WHAT YOU WILL DO ::
Every record is to be printed exactly as written, and any picture in it is skipped.

MATERIAL FOR THIS TASK ::
-- Opening Marker --

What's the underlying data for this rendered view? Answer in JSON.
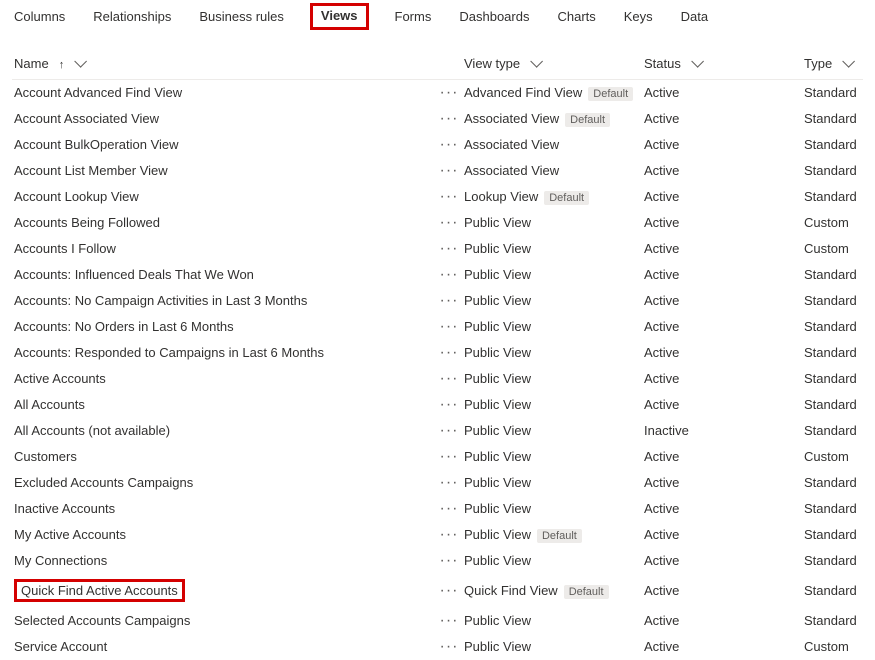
{
  "tabs": {
    "items": [
      {
        "label": "Columns",
        "key": "columns"
      },
      {
        "label": "Relationships",
        "key": "relationships"
      },
      {
        "label": "Business rules",
        "key": "business-rules"
      },
      {
        "label": "Views",
        "key": "views",
        "active": true,
        "highlight": true
      },
      {
        "label": "Forms",
        "key": "forms"
      },
      {
        "label": "Dashboards",
        "key": "dashboards"
      },
      {
        "label": "Charts",
        "key": "charts"
      },
      {
        "label": "Keys",
        "key": "keys"
      },
      {
        "label": "Data",
        "key": "data"
      }
    ]
  },
  "columns": {
    "name": "Name",
    "view_type": "View type",
    "status": "Status",
    "type": "Type"
  },
  "badge_default": "Default",
  "more_glyph": "···",
  "rows": [
    {
      "name": "Account Advanced Find View",
      "view_type": "Advanced Find View",
      "default": true,
      "status": "Active",
      "type": "Standard"
    },
    {
      "name": "Account Associated View",
      "view_type": "Associated View",
      "default": true,
      "status": "Active",
      "type": "Standard"
    },
    {
      "name": "Account BulkOperation View",
      "view_type": "Associated View",
      "default": false,
      "status": "Active",
      "type": "Standard"
    },
    {
      "name": "Account List Member View",
      "view_type": "Associated View",
      "default": false,
      "status": "Active",
      "type": "Standard"
    },
    {
      "name": "Account Lookup View",
      "view_type": "Lookup View",
      "default": true,
      "status": "Active",
      "type": "Standard"
    },
    {
      "name": "Accounts Being Followed",
      "view_type": "Public View",
      "default": false,
      "status": "Active",
      "type": "Custom"
    },
    {
      "name": "Accounts I Follow",
      "view_type": "Public View",
      "default": false,
      "status": "Active",
      "type": "Custom"
    },
    {
      "name": "Accounts: Influenced Deals That We Won",
      "view_type": "Public View",
      "default": false,
      "status": "Active",
      "type": "Standard"
    },
    {
      "name": "Accounts: No Campaign Activities in Last 3 Months",
      "view_type": "Public View",
      "default": false,
      "status": "Active",
      "type": "Standard"
    },
    {
      "name": "Accounts: No Orders in Last 6 Months",
      "view_type": "Public View",
      "default": false,
      "status": "Active",
      "type": "Standard"
    },
    {
      "name": "Accounts: Responded to Campaigns in Last 6 Months",
      "view_type": "Public View",
      "default": false,
      "status": "Active",
      "type": "Standard"
    },
    {
      "name": "Active Accounts",
      "view_type": "Public View",
      "default": false,
      "status": "Active",
      "type": "Standard"
    },
    {
      "name": "All Accounts",
      "view_type": "Public View",
      "default": false,
      "status": "Active",
      "type": "Standard"
    },
    {
      "name": "All Accounts (not available)",
      "view_type": "Public View",
      "default": false,
      "status": "Inactive",
      "type": "Standard"
    },
    {
      "name": "Customers",
      "view_type": "Public View",
      "default": false,
      "status": "Active",
      "type": "Custom"
    },
    {
      "name": "Excluded Accounts Campaigns",
      "view_type": "Public View",
      "default": false,
      "status": "Active",
      "type": "Standard"
    },
    {
      "name": "Inactive Accounts",
      "view_type": "Public View",
      "default": false,
      "status": "Active",
      "type": "Standard"
    },
    {
      "name": "My Active Accounts",
      "view_type": "Public View",
      "default": true,
      "status": "Active",
      "type": "Standard"
    },
    {
      "name": "My Connections",
      "view_type": "Public View",
      "default": false,
      "status": "Active",
      "type": "Standard"
    },
    {
      "name": "Quick Find Active Accounts",
      "view_type": "Quick Find View",
      "default": true,
      "status": "Active",
      "type": "Standard",
      "highlight": true
    },
    {
      "name": "Selected Accounts Campaigns",
      "view_type": "Public View",
      "default": false,
      "status": "Active",
      "type": "Standard"
    },
    {
      "name": "Service Account",
      "view_type": "Public View",
      "default": false,
      "status": "Active",
      "type": "Custom"
    }
  ]
}
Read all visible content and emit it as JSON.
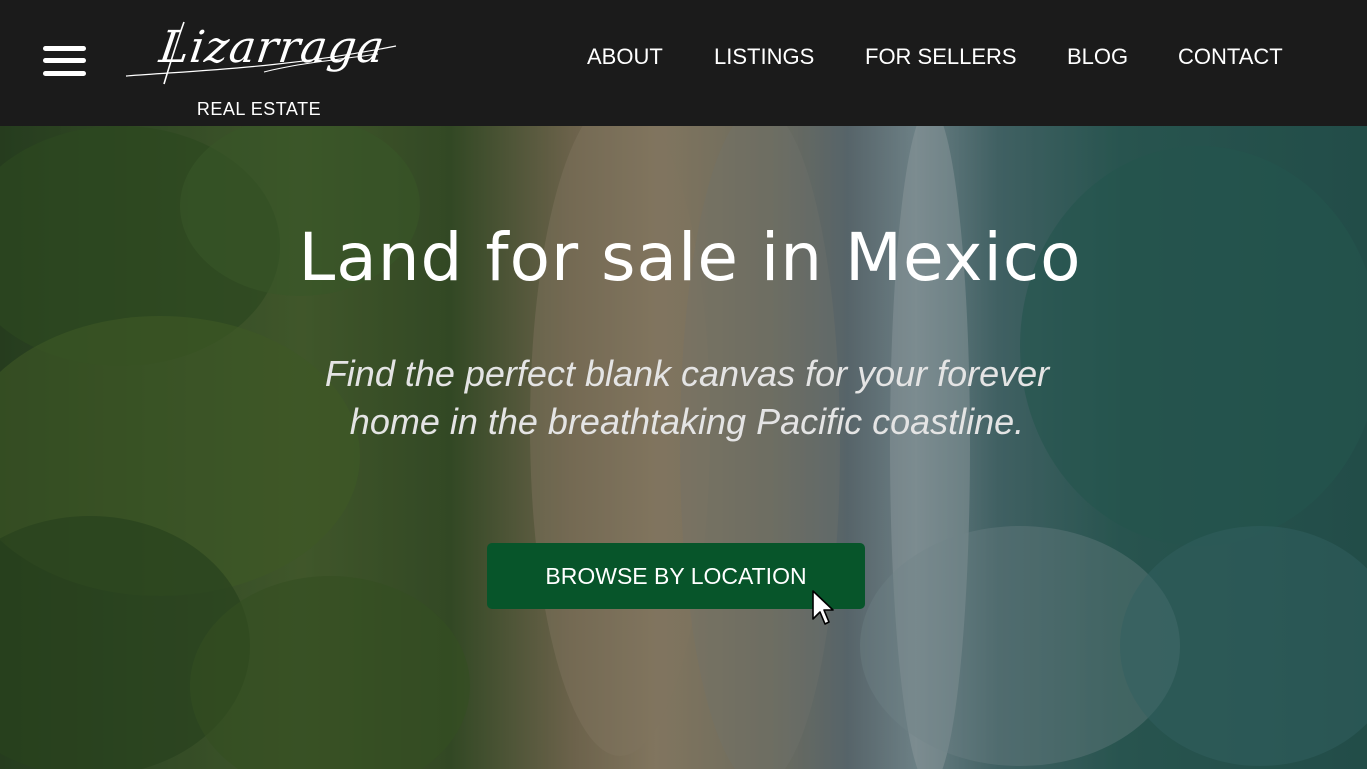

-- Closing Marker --

ANSWER SECTION ::
What's the underlying data for this rendered view? Answer in JSON.
{
  "tabs": {
    "items": [
      {
        "label": "Columns",
        "key": "columns"
      },
      {
        "label": "Relationships",
        "key": "relationships"
      },
      {
        "label": "Business rules",
        "key": "business-rules"
      },
      {
        "label": "Views",
        "key": "views",
        "active": true,
        "highlight": true
      },
      {
        "label": "Forms",
        "key": "forms"
      },
      {
        "label": "Dashboards",
        "key": "dashboards"
      },
      {
        "label": "Charts",
        "key": "charts"
      },
      {
        "label": "Keys",
        "key": "keys"
      },
      {
        "label": "Data",
        "key": "data"
      }
    ]
  },
  "columns": {
    "name": "Name",
    "view_type": "View type",
    "status": "Status",
    "type": "Type"
  },
  "badge_default": "Default",
  "more_glyph": "···",
  "rows": [
    {
      "name": "Account Advanced Find View",
      "view_type": "Advanced Find View",
      "default": true,
      "status": "Active",
      "type": "Standard"
    },
    {
      "name": "Account Associated View",
      "view_type": "Associated View",
      "default": true,
      "status": "Active",
      "type": "Standard"
    },
    {
      "name": "Account BulkOperation View",
      "view_type": "Associated View",
      "default": false,
      "status": "Active",
      "type": "Standard"
    },
    {
      "name": "Account List Member View",
      "view_type": "Associated View",
      "default": false,
      "status": "Active",
      "type": "Standard"
    },
    {
      "name": "Account Lookup View",
      "view_type": "Lookup View",
      "default": true,
      "status": "Active",
      "type": "Standard"
    },
    {
      "name": "Accounts Being Followed",
      "view_type": "Public View",
      "default": false,
      "status": "Active",
      "type": "Custom"
    },
    {
      "name": "Accounts I Follow",
      "view_type": "Public View",
      "default": false,
      "status": "Active",
      "type": "Custom"
    },
    {
      "name": "Accounts: Influenced Deals That We Won",
      "view_type": "Public View",
      "default": false,
      "status": "Active",
      "type": "Standard"
    },
    {
      "name": "Accounts: No Campaign Activities in Last 3 Months",
      "view_type": "Public View",
      "default": false,
      "status": "Active",
      "type": "Standard"
    },
    {
      "name": "Accounts: No Orders in Last 6 Months",
      "view_type": "Public View",
      "default": false,
      "status": "Active",
      "type": "Standard"
    },
    {
      "name": "Accounts: Responded to Campaigns in Last 6 Months",
      "view_type": "Public View",
      "default": false,
      "status": "Active",
      "type": "Standard"
    },
    {
      "name": "Active Accounts",
      "view_type": "Public View",
      "default": false,
      "status": "Active",
      "type": "Standard"
    },
    {
      "name": "All Accounts",
      "view_type": "Public View",
      "default": false,
      "status": "Active",
      "type": "Standard"
    },
    {
      "name": "All Accounts (not available)",
      "view_type": "Public View",
      "default": false,
      "status": "Inactive",
      "type": "Standard"
    },
    {
      "name": "Customers",
      "view_type": "Public View",
      "default": false,
      "status": "Active",
      "type": "Custom"
    },
    {
      "name": "Excluded Accounts Campaigns",
      "view_type": "Public View",
      "default": false,
      "status": "Active",
      "type": "Standard"
    },
    {
      "name": "Inactive Accounts",
      "view_type": "Public View",
      "default": false,
      "status": "Active",
      "type": "Standard"
    },
    {
      "name": "My Active Accounts",
      "view_type": "Public View",
      "default": true,
      "status": "Active",
      "type": "Standard"
    },
    {
      "name": "My Connections",
      "view_type": "Public View",
      "default": false,
      "status": "Active",
      "type": "Standard"
    },
    {
      "name": "Quick Find Active Accounts",
      "view_type": "Quick Find View",
      "default": true,
      "status": "Active",
      "type": "Standard",
      "highlight": true
    },
    {
      "name": "Selected Accounts Campaigns",
      "view_type": "Public View",
      "default": false,
      "status": "Active",
      "type": "Standard"
    },
    {
      "name": "Service Account",
      "view_type": "Public View",
      "default": false,
      "status": "Active",
      "type": "Custom"
    }
  ]
}
Read all visible content and emit it as JSON.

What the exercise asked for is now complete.